We know that men and women react to situations differently, but do you know why?

Safety Means Different Things

One of the core reasons is that they each experience the world differently. Men have a much stronger connection to the physical than women do, and women have a much stronger connection to the relational and spiritual than men do (I’ll cover this in next week’s article).

Men tend to be bigger and stronger than women. Because of this, they have a much stronger sense of confidence in themselves and their ability to keep themselves safe. In fact, because of this confidence, they almost always feel safe moving through the world. The exceptions have to do with extreme cases, like having a gun pointed at their head, but in general, there is very little regarding their physical-ness that they experience with fear.

Women on the other hand, tend to be smaller and weaker than men, so their confidence in their physical abilities to protect themselves isn’t so high. They rely on the men in their lives to protect them, and if they don’t have a man, they do everything they can to protect themselves and their offspring.

When men and women get into partnership, things like safety can create tension and break relationships up when they aren’t addressed. Here’s an example:

One of my clients, I’ll call Sheila, recently became engaged to a man, I’ll call Brett. They adore each other. Sheila had been single for the most part of 30 years before she met Brett. She also has a daughter. Before she moved in with Brett, she’d lived with a female housemate. They kept the house buttoned up like a fortress, and any visitor was to call before coming over.

Sheila’s now moved in with Brett. They are busy merging their lives together. He has always kept an open-door policy, and she’s been trying to change that because of the unbearable anxiety she feels with the doors unlocked, and the habit of locking everything. They’ve had quite a few heated arguments about it.

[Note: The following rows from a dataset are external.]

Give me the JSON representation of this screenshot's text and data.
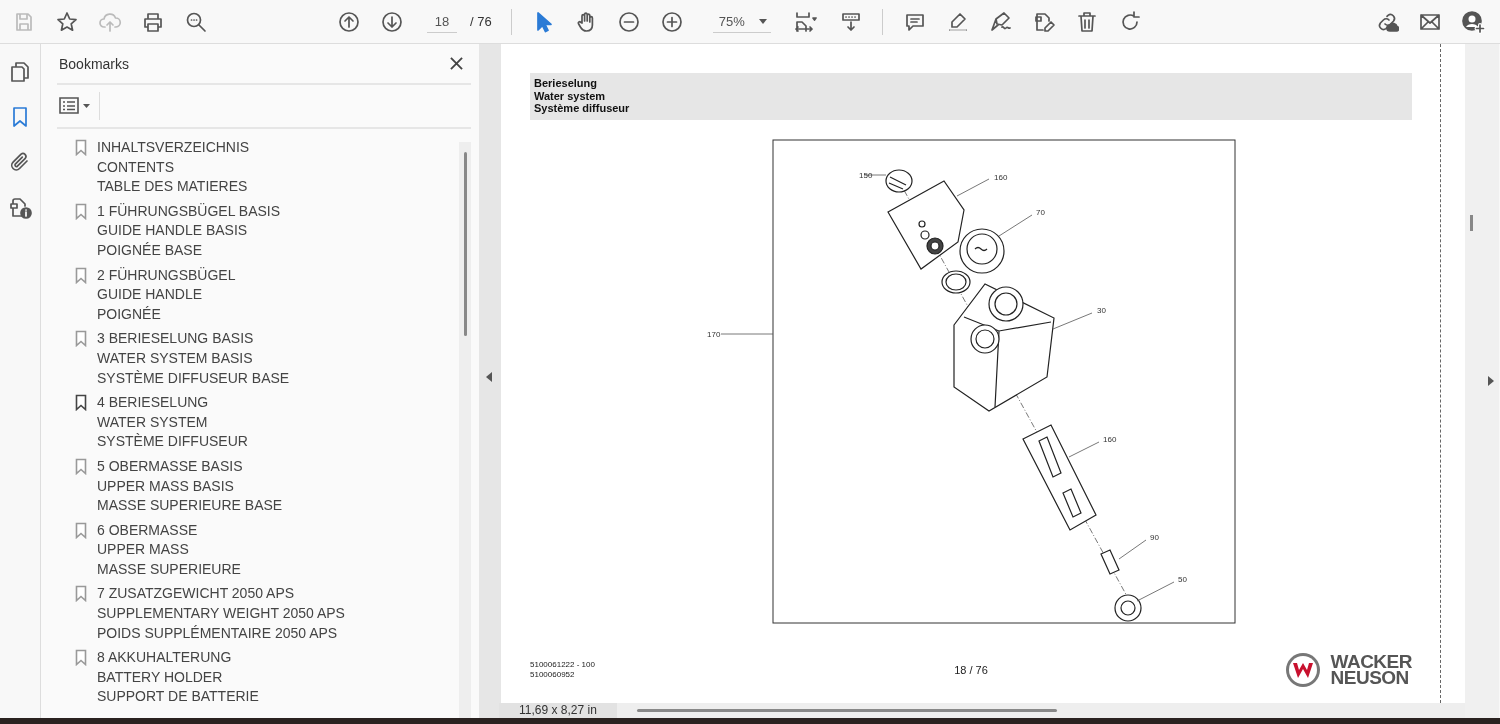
{
  "toolbar": {
    "file_tools": [
      {
        "disabled": true
      },
      {
        "disabled": false
      },
      {
        "disabled": true
      },
      {
        "disabled": false
      },
      {
        "disabled": false
      }
    ],
    "page_field": {
      "value": "18"
    },
    "page_total": "/ 76",
    "pointer_tools": [
      {
        "selected": true
      },
      {
        "selected": false
      }
    ],
    "zoom_field": {
      "value": "75%"
    }
  },
  "rail": [
    {
      "selected": false
    },
    {
      "selected": true
    },
    {
      "selected": false
    },
    {
      "selected": false
    }
  ],
  "sidebar": {
    "title": "Bookmarks",
    "bookmarks": [
      {
        "lines": [
          "INHALTSVERZEICHNIS",
          "CONTENTS",
          "TABLE DES MATIERES"
        ],
        "selected": false
      },
      {
        "lines": [
          "1 FÜHRUNGSBÜGEL BASIS",
          "GUIDE HANDLE BASIS",
          "POIGNÉE BASE"
        ],
        "selected": false
      },
      {
        "lines": [
          "2 FÜHRUNGSBÜGEL",
          "GUIDE HANDLE",
          "POIGNÉE"
        ],
        "selected": false
      },
      {
        "lines": [
          "3 BERIESELUNG BASIS",
          "WATER SYSTEM BASIS",
          "SYSTÈME DIFFUSEUR BASE"
        ],
        "selected": false
      },
      {
        "lines": [
          "4 BERIESELUNG",
          "WATER SYSTEM",
          "SYSTÈME DIFFUSEUR"
        ],
        "selected": true
      },
      {
        "lines": [
          "5 OBERMASSE BASIS",
          "UPPER MASS BASIS",
          "MASSE SUPERIEURE BASE"
        ],
        "selected": false
      },
      {
        "lines": [
          "6 OBERMASSE",
          "UPPER MASS",
          "MASSE SUPERIEURE"
        ],
        "selected": false
      },
      {
        "lines": [
          "7 ZUSATZGEWICHT 2050 APS",
          "SUPPLEMENTARY WEIGHT 2050 APS",
          "POIDS SUPPLÉMENTAIRE 2050 APS"
        ],
        "selected": false
      },
      {
        "lines": [
          "8 AKKUHALTERUNG",
          "BATTERY HOLDER",
          "SUPPORT DE BATTERIE"
        ],
        "selected": false
      }
    ]
  },
  "page": {
    "heading_lines": [
      "Berieselung",
      "Water system",
      "Système diffuseur"
    ],
    "callouts": [
      "150",
      "160",
      "70",
      "30",
      "160",
      "90",
      "50",
      "170"
    ],
    "footer": {
      "doc_numbers": [
        "5100061222 - 100",
        "5100060952"
      ],
      "page_number": "18 / 76",
      "brand_lines": [
        "WACKER",
        "NEUSON"
      ]
    }
  },
  "status_bar": {
    "page_size": "11,69 x 8,27 in"
  }
}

When we spoke about the situation, she began by expressing her anger and frustration with Brett’s allowing people to come and go without calling first, as had been her policy when she’d lived alone. She felt like Brett didn’t care about how she felt. She was right; it hadn’t even occurred to him why she might feel afraid.

During her coaching session, she began to understand why Brett wasn’t concerned at all about the house and the safety. He’s a big man and had never in his life experienced a physical threat. Not only that, because he sees himself as her protector, he knew he was protecting her. Something she didn’t understand by his casualness in addressing her concerns. He’s say things like, “it’s fine, just let it go,” and “you’re making a big deal out of nothing.” Unfortunately, this was only making her feel more anxious and uncared for.

Women experience real and imagined threats to their physical safety almost every day. From a man’s loud voice when he’s angry that triggers her instinctual fears, to choosing the safest parking space when parking their car. Most women take it as par for the course to pay attention to these things, however it’s something that most men will never truly understand because of how they experience the world.

Together we came up with a plan for her talking with him about what she needed in order to feel safe. It was through understanding their differences that she was able to explain to him why she was afraid. He was able to conceptually understand where she was coming from, although he will never truly get her experience.

With this understanding, they were able to have a civil conversation and put a protocol in place that allows her to feel safe and him to still have his friends and family feel comfortable coming over.

If you and your partner are struggling to find harmony in your relationship, request a Relationship Breakthrough Session today. If someone you know is struggling with their relationship, please pass this on.

Click Here to Learn More and Signup!
To Love!
Kimi Avary
Relationship Navigation Specialist